But not only can aspects be difficult to explain, they can be downright monstrous to deal with. Trying to come up with the perfect wording. Trying to remember how long each type is supposed to last. Keeping track of a growing number of them. It can be really frightening for GMs and players alike.
But like any monster we face in game, this challenge can be overcome with the right skills. Rather than write a book of our own to explain everything about how aspects can be used, I’d like to address a few myths and assumptions about aspects that really seem to be causing a lot of the confusion. Hopefully these will help make your gaming experiences easier.
The first game I ever ran with a Fate based system was a little Dresden one-shot I put together where the characters were shipwrecked onto a magical island. The system was new, and I had several people wanting to play, so I figured I would give it a shot. I think it actually took us 8 hours to play.
Now this was a build-your-own-adventure of sorts, which I often do on the fly now for games with my kids. I ‘borrowed’ the player characters from the Night Fears adventure and actually had the players help be build the island as a quick introduction to the city-building mechanic for the game.
For this blog I am going to try and summarize as much as I can remember of how I ran that adventure. Hopefully it will spark some ideas for you in your own game.
We love Fate Core here at Burn Everything Gaming. It is an easy system to learn that can handle very complicated circumstances. New and experienced players can have a lot of fun with the mechanics, which are well balanced between them and with the GM. But my favorite thing about Fate Core has to be how easy it is to make your own custom rules and settings.
I’ve personally been doing this with the Fate game since before the Core rules came out. I have an old Avatar Fate-bender game that was based off of Dresden Files mechanics. I have gigs of custom settings for other games I enjoy (DnD, L5R, Shadowrun, etc.) with Fate conversions. There’s a huge list on the Fate Core official website with a lot of fan-made rules and settings for pretty much everything now. And of course we have the wonderful Star Trek Fate RPG that we use for the podcast.

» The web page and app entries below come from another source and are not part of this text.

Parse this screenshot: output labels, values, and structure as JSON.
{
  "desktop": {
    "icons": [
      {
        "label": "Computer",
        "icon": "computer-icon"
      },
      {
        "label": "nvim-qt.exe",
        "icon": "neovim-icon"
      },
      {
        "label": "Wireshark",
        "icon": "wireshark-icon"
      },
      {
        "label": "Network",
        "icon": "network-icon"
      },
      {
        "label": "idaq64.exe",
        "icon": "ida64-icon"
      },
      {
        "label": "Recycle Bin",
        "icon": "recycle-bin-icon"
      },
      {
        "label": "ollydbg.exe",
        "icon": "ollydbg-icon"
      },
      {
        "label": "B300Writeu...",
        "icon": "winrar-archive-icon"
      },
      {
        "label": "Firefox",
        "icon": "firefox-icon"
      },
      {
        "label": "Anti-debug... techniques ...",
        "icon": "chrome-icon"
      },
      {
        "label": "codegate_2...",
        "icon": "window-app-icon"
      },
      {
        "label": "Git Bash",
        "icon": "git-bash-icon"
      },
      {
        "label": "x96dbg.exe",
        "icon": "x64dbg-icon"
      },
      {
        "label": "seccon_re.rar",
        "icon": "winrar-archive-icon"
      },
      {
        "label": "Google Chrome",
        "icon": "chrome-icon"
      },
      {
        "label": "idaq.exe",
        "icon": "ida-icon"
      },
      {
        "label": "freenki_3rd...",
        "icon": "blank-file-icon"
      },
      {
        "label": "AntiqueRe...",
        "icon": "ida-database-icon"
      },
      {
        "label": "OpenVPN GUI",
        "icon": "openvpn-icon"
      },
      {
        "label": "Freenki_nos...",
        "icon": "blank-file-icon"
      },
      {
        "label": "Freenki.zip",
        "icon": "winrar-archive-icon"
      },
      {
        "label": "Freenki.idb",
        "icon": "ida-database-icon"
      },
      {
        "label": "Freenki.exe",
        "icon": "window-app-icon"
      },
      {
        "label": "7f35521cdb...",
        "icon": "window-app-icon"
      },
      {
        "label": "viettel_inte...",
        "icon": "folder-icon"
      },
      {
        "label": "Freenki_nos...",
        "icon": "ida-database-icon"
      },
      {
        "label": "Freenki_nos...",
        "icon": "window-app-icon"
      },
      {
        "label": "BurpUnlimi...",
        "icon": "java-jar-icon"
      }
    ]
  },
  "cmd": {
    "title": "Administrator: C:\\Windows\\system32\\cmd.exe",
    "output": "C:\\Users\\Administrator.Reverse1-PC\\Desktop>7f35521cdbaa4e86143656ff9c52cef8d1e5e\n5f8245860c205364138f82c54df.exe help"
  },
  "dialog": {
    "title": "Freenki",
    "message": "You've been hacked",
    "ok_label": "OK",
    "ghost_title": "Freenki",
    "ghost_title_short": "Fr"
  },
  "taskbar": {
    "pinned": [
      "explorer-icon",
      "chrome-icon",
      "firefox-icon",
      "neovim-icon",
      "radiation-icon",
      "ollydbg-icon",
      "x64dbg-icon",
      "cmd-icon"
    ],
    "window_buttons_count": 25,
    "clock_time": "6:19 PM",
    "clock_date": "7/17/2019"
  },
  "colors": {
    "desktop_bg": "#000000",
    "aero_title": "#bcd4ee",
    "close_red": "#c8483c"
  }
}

So today I thought we could take a look at how and why one goes about Hacking the Fate system to make wonderful new game settings (like the amazing NIHM game we mentioned in a previous post). We’ll take a look at the 3 main areas changed to make Fate Core more setting-specific: skills, stunts, and extras.
I was digging through some of my old notes for a campaign and found some old session notes for an adventure. So I thought I’d share it with everyone instead. Maybe you can try it out as a fun encounter or unexpected challenge in a dungeon crawl.
The Chamber of Seven Sins was designed for a Fate-based game, but can be used in any system. Each room is designed to inflict consequences on the players related to one of the sins. Hopefully long-lasting consequences, so as to spark some wonderful opportunities for demons and evil wizards in future encounters.
The Main Chamber
You find yourself in a colorful circular chamber sparsely furnished with a hat rack, a broken mirror, and a couple of shabby chairs. There are no blacks or whites or greys in this room. Instead it looks like someone took a rainbow paintball gun and recolored everything in a hissy fit. There are seven doors on the walls, each with a plaque at eye level that labels the door in a nonsense word. The doors are the only items in the room that are a solid color.